Dimethicone falls into the broad category of silicones. Silicones are inorganic polymers formed from quartz also called silica or silicon dioxide. Although silicones originate from a natural source the chemical processing to become silicones makes them synthetic. Silicones are a very unique category of ingredients that are neither water soluble or oil soluble. Silicones have a backbone of silicon atoms attached to oxygen atoms [-O-Si-O-Si-O-]. These silicon oxygen bonds are long bonds with a very low barrier to rotation (twist easily) and wide bond angles leading to low intermolecular forces between atomsa. This makes silicones very flexible with continually changing orientation which give silicones its unique sensory properties that consumers perceive as slippery, non-tacky, smooth, and silky.

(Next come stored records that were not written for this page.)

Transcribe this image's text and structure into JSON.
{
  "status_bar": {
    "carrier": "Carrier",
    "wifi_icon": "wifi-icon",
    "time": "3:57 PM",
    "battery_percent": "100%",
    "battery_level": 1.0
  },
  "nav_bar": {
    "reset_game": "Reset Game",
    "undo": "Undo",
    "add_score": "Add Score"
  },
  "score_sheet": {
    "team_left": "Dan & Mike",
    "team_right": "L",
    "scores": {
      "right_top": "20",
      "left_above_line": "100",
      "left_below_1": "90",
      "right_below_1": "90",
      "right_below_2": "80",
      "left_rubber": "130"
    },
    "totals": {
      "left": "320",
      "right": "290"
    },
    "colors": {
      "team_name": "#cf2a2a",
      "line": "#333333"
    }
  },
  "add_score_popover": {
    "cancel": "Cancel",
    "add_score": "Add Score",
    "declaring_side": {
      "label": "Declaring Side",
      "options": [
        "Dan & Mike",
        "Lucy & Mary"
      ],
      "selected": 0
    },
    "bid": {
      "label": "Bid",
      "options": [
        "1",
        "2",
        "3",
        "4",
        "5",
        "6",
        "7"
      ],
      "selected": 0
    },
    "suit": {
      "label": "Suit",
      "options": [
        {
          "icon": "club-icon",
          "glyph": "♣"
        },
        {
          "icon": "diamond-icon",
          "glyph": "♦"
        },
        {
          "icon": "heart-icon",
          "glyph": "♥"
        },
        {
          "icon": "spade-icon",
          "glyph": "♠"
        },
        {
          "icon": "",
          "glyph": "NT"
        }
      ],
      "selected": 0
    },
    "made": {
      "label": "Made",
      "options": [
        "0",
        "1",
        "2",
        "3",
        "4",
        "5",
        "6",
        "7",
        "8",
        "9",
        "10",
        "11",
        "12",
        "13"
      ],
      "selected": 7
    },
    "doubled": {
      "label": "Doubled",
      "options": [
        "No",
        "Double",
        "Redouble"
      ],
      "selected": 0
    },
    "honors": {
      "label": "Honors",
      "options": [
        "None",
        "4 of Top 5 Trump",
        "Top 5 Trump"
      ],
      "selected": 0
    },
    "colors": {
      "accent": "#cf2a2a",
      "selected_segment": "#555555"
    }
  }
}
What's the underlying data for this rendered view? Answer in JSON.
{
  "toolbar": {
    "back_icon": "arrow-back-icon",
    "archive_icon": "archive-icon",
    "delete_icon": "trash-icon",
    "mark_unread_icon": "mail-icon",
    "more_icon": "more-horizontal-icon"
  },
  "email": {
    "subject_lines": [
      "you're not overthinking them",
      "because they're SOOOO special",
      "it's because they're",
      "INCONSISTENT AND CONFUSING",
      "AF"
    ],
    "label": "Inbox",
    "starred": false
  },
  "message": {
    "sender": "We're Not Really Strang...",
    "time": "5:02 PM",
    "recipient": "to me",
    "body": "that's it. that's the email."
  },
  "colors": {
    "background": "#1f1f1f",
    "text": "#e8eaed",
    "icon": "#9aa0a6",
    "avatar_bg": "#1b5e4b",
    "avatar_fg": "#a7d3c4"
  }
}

Not all silicones are created equal. The silicone length or degree of polymerization, chemical groups attached to the silicon atoms, and degree of branching strongly dictate the function and characteristics of the silicone. Dimethicone is a fully methylated linear siloxane polymer terminated by trimethylsiloxy units. The “di” means two and “meth” refers to the methyl or CH3 groups. There are two methyl groups attached to every silicon atom except for the two ends which have three methyl groups. Dimethicone is an inert, non-volatile silicone. Its use is not restricted due to environmental bioaccumulation like cyclomethicones.b Due to the long bond lengths resulting in large spacing between atoms, dimethicone has a high gas permeability. This makes for a porous membrane or breathable film when applied to the skin so it won’t clog pores or prevent bioactives from penetrating the skin. The Cosmetic Ingredient Review (CIR) Expert Panel has deemed dimethicone as safe and non toxic in cosmetic products.c Studies show that it does not absorb into the skin or penetrate the skin barrier so there is no perceived risk of systemic toxicity. Due to its large molecular weight, dimethicone sits on the surface of the skin. It very rarely causes irritation and can be used as an OTC skin protectant making it safe for even the most sensitive skin.d

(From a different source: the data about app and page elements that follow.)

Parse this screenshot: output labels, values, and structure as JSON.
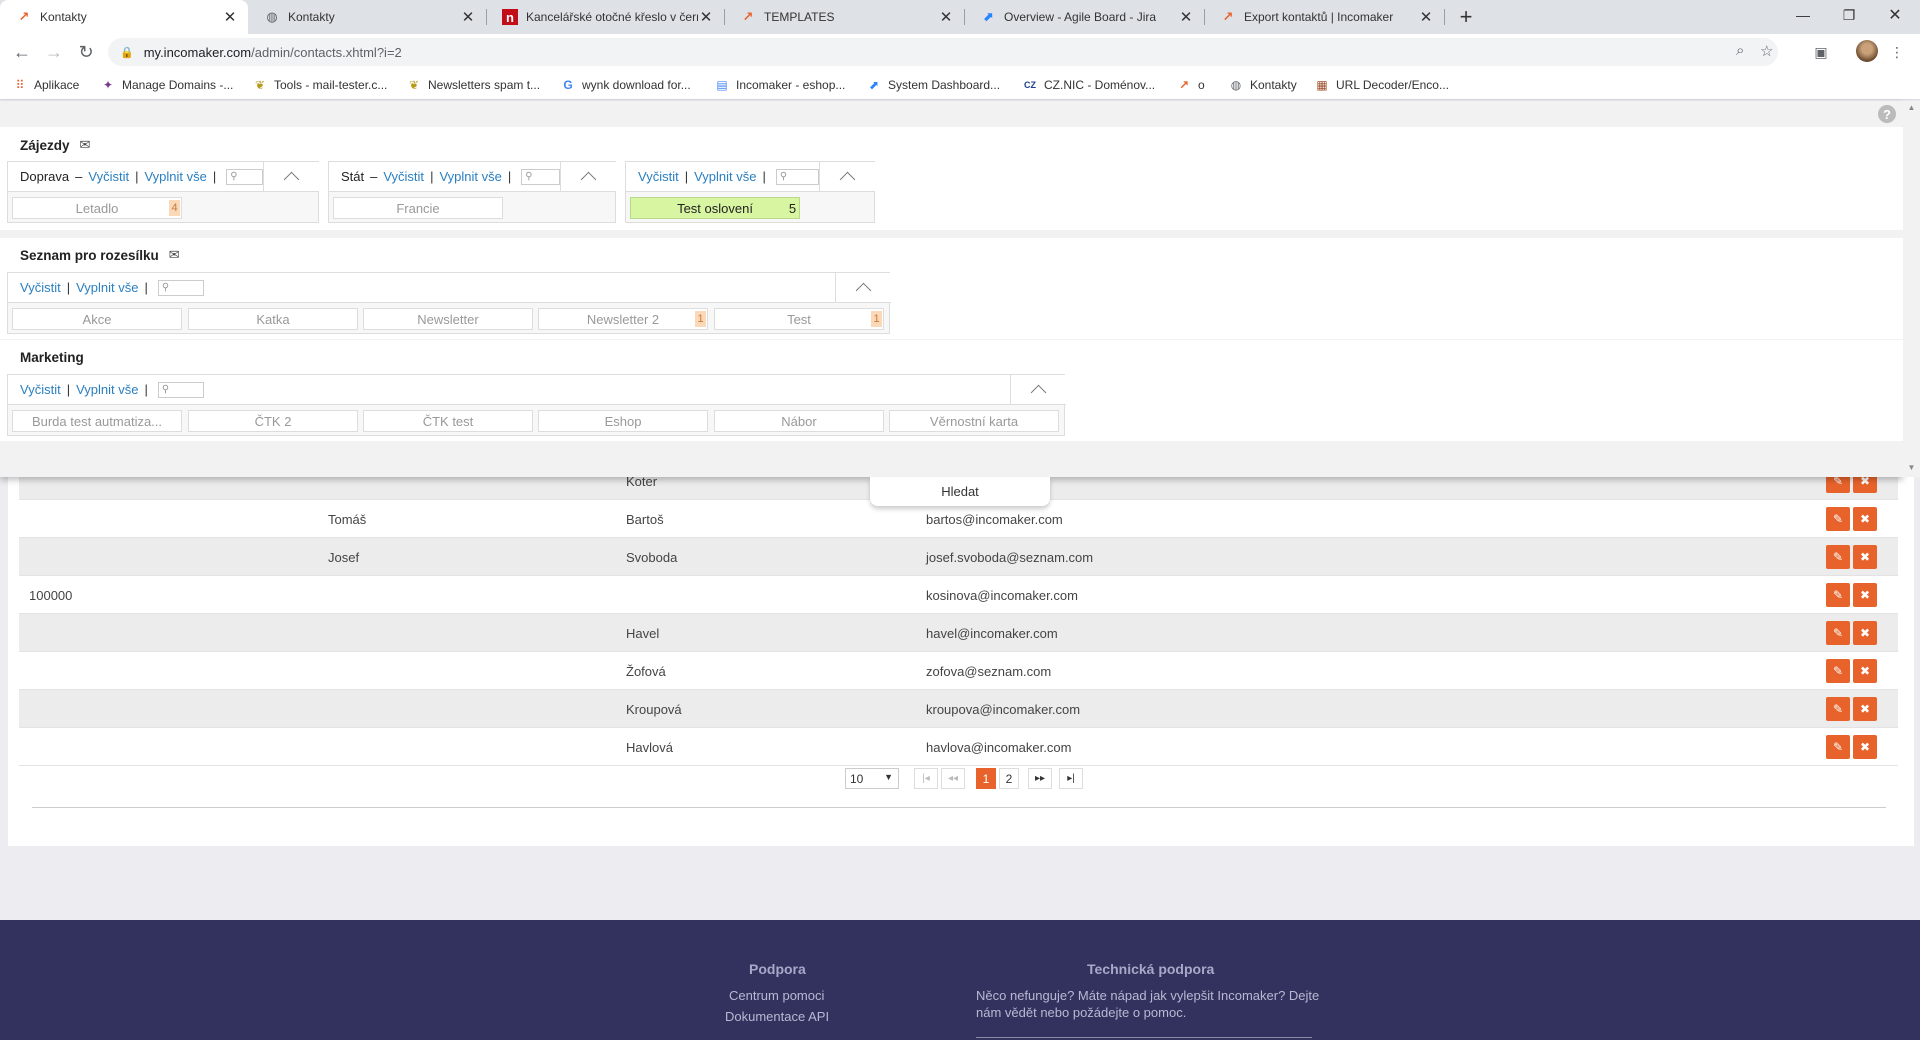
{
  "browser": {
    "tabs": [
      {
        "title": "Kontakty",
        "icon": "incomaker-icon",
        "active": true
      },
      {
        "title": "Kontakty",
        "icon": "globe-icon"
      },
      {
        "title": "Kancelářské otočné křeslo v černé",
        "icon": "n-icon"
      },
      {
        "title": "TEMPLATES",
        "icon": "incomaker-icon"
      },
      {
        "title": "Overview - Agile Board - Jira",
        "icon": "jira-icon"
      },
      {
        "title": "Export kontaktů | Incomaker",
        "icon": "incomaker-icon"
      }
    ],
    "url_domain": "my.incomaker.com",
    "url_path": "/admin/contacts.xhtml?i=2",
    "bookmarks": [
      {
        "label": "Aplikace",
        "icon": "apps-icon"
      },
      {
        "label": "Manage Domains -...",
        "icon": "wedos-icon"
      },
      {
        "label": "Tools - mail-tester.c...",
        "icon": "leaf-icon"
      },
      {
        "label": "Newsletters spam t...",
        "icon": "leaf-icon"
      },
      {
        "label": "wynk download for...",
        "icon": "google-icon"
      },
      {
        "label": "Incomaker - eshop...",
        "icon": "docs-icon"
      },
      {
        "label": "System Dashboard...",
        "icon": "jira-icon"
      },
      {
        "label": "CZ.NIC - Doménov...",
        "icon": "cznic-icon"
      },
      {
        "label": "o",
        "icon": "incomaker-icon"
      },
      {
        "label": "Kontakty",
        "icon": "globe-icon"
      },
      {
        "label": "URL Decoder/Enco...",
        "icon": "decoder-icon"
      }
    ]
  },
  "filters": {
    "zajezdy": {
      "title": "Zájezdy",
      "doprava": {
        "label": "Doprava",
        "clear": "Vyčistit",
        "fill": "Vyplnit vše",
        "chips": [
          {
            "label": "Letadlo",
            "count": "4"
          }
        ]
      },
      "stat": {
        "label": "Stát",
        "clear": "Vyčistit",
        "fill": "Vyplnit vše",
        "chips": [
          {
            "label": "Francie",
            "count": ""
          }
        ]
      },
      "third": {
        "clear": "Vyčistit",
        "fill": "Vyplnit vše",
        "chips": [
          {
            "label": "Test oslovení",
            "count": "5",
            "selected": true
          }
        ]
      }
    },
    "seznam": {
      "title": "Seznam pro rozesílku",
      "clear": "Vyčistit",
      "fill": "Vyplnit vše",
      "chips": [
        {
          "label": "Akce",
          "count": ""
        },
        {
          "label": "Katka",
          "count": ""
        },
        {
          "label": "Newsletter",
          "count": ""
        },
        {
          "label": "Newsletter 2",
          "count": "1"
        },
        {
          "label": "Test",
          "count": "1"
        }
      ]
    },
    "marketing": {
      "title": "Marketing",
      "clear": "Vyčistit",
      "fill": "Vyplnit vše",
      "chips": [
        {
          "label": "Burda test autmatiza...",
          "count": ""
        },
        {
          "label": "ČTK 2",
          "count": ""
        },
        {
          "label": "ČTK test",
          "count": ""
        },
        {
          "label": "Eshop",
          "count": ""
        },
        {
          "label": "Nábor",
          "count": ""
        },
        {
          "label": "Věrnostní karta",
          "count": ""
        }
      ]
    },
    "search_button": "Hledat"
  },
  "table": {
    "partial_row_surname": "Koter",
    "rows": [
      {
        "id": "",
        "first": "Tomáš",
        "last": "Bartoš",
        "email": "bartos@incomaker.com"
      },
      {
        "id": "",
        "first": "Josef",
        "last": "Svoboda",
        "email": "josef.svoboda@seznam.com"
      },
      {
        "id": "100000",
        "first": "",
        "last": "",
        "email": "kosinova@incomaker.com"
      },
      {
        "id": "",
        "first": "",
        "last": "Havel",
        "email": "havel@incomaker.com"
      },
      {
        "id": "",
        "first": "",
        "last": "Žofová",
        "email": "zofova@seznam.com"
      },
      {
        "id": "",
        "first": "",
        "last": "Kroupová",
        "email": "kroupova@incomaker.com"
      },
      {
        "id": "",
        "first": "",
        "last": "Havlová",
        "email": "havlova@incomaker.com"
      }
    ]
  },
  "pagination": {
    "page_size": "10",
    "pages": [
      "1",
      "2"
    ],
    "current": "1"
  },
  "footer": {
    "support": {
      "heading": "Podpora",
      "links": [
        "Centrum pomoci",
        "Dokumentace API"
      ]
    },
    "tech": {
      "heading": "Technická podpora",
      "text1": "Něco nefunguje? Máte nápad jak vylepšit Incomaker? Dejte",
      "text2": "nám vědět nebo požádejte o pomoc."
    }
  }
}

So why use dimethicone in skin products? Dimethicone helps with the spreadability of the formulas which is important for a uniform application. A uniform application is vital for bioavailability or efficacy of a product. Silicones offer better spreadability than oils and esters due to their low surface tension. You may have noticed that some lotions or creams look white on the skin when you try to rub it in. This phenomenon is called soaping. That means the surface tension of your cream is greater than the critical surface tension of the skin and resists spreading. The skin has an average surface tension of 28 dynes/cm2 while silicones have an average surface tension of 19.9+/- 0.9 dynes/cm2, vegetable oils 32.8 +/0.5 dynes/cm2, and esters 29.1+/- 2.1 dynes/cm2.e Using silicone replacements, vegetable oils, or esters won’t lower the surface tension of your cream as well as silicones. Dimethicone improves spreadability in formulas enhancing efficacy, performance, and sensorial attributes.